[Plantidote readers, please see special note at the end.] According to the Sunset Western Garden Guide, peach trees need some cold weather (below 45 degrees) to produce fruit. This winter, Zone 10 has been pretty chilly. Maybe that's why the peach trees are covered with blossoms. In fact, I've never seen so many blooms on these trees. But the book also says that if spring is cool and rainy, the peaches won't do well. They really like a hot weather growing season. So now we have to wait and see how spring turns out. In the meantime, the blossoms are beautiful and so colorful, they make the whole yard come alive!
NOTE: Good news: I have work. Bad news: I can't do Plantidotes until the work is done. Would anyone -- maybe a couple of people -- like to take over, starting next week? It's actually not difficult or very time consuming. I can provide details if anyone is interested.

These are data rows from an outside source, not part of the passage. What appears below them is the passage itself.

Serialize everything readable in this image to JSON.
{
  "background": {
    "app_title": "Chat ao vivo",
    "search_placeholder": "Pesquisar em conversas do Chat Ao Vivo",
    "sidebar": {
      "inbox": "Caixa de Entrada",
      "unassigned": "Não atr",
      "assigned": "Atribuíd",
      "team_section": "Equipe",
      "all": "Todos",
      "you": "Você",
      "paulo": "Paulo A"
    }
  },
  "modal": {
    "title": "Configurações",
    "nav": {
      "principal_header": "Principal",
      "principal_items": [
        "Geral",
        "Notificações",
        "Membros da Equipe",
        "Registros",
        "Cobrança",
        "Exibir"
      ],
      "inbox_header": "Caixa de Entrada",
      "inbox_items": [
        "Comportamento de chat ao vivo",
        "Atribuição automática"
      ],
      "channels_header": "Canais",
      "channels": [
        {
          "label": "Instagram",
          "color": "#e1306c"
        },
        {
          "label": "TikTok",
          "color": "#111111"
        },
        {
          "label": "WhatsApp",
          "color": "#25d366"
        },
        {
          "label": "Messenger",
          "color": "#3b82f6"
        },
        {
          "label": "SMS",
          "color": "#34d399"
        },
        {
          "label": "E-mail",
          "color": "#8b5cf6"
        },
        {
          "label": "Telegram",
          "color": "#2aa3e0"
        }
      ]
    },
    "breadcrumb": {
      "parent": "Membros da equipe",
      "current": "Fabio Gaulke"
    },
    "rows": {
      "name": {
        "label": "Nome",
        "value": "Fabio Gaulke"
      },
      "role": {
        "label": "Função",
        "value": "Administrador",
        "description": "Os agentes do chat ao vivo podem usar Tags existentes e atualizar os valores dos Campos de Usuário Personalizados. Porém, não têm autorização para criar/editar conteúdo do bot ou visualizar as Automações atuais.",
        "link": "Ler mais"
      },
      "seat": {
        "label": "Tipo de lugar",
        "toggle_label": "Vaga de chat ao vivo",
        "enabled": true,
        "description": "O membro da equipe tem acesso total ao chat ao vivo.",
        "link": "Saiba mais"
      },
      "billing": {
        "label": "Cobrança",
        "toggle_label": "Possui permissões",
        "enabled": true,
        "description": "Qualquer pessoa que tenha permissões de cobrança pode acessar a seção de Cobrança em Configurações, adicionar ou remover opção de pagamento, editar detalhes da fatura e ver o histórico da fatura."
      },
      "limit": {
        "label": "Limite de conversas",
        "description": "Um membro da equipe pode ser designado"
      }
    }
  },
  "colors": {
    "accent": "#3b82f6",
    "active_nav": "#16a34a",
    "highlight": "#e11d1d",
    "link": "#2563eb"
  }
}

Just email me at: firstname.lastname@example.org. KTXBAI! Read below the fold...
This poor tree has been blooming for years, but has never produced fruit. It needs (I'm guessing) cross pollination and there's no second tree. Last year I bought seeds to grow a new one, but they didn't even sprout. I promised the tree I would find it a mate, so one way or another, it's going to have fruit -- someday. Read below the fold...

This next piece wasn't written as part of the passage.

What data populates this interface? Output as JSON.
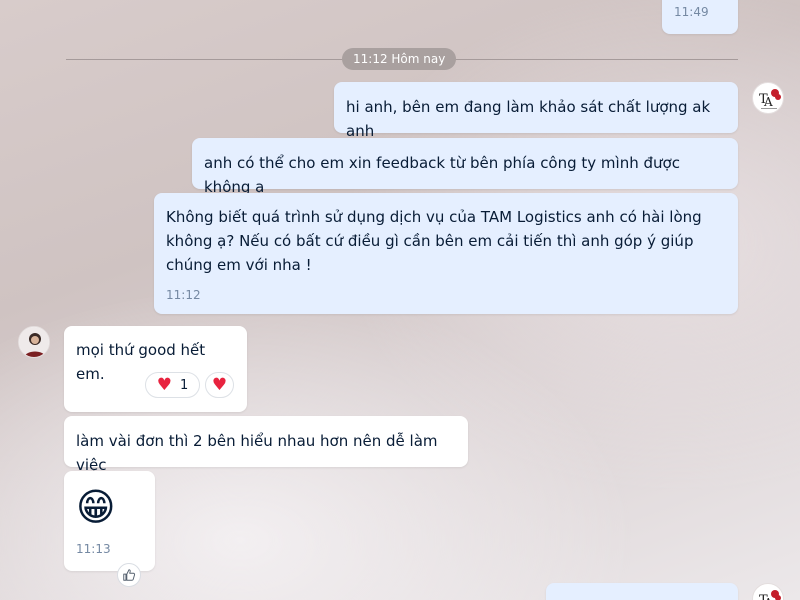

A couple days ago, Correntian ydrasl sent me a story about the USDA's new plant hardiness zone map, in which my former Zone 10 has become Zone 9B. First of all, 9B sounds more like a shoe size than a garden zone, so that's not good. Second, if this is all the PTB intend to do about climate weirdness, we are well and truly ..... But wait -- I'm not done! Read below the fold...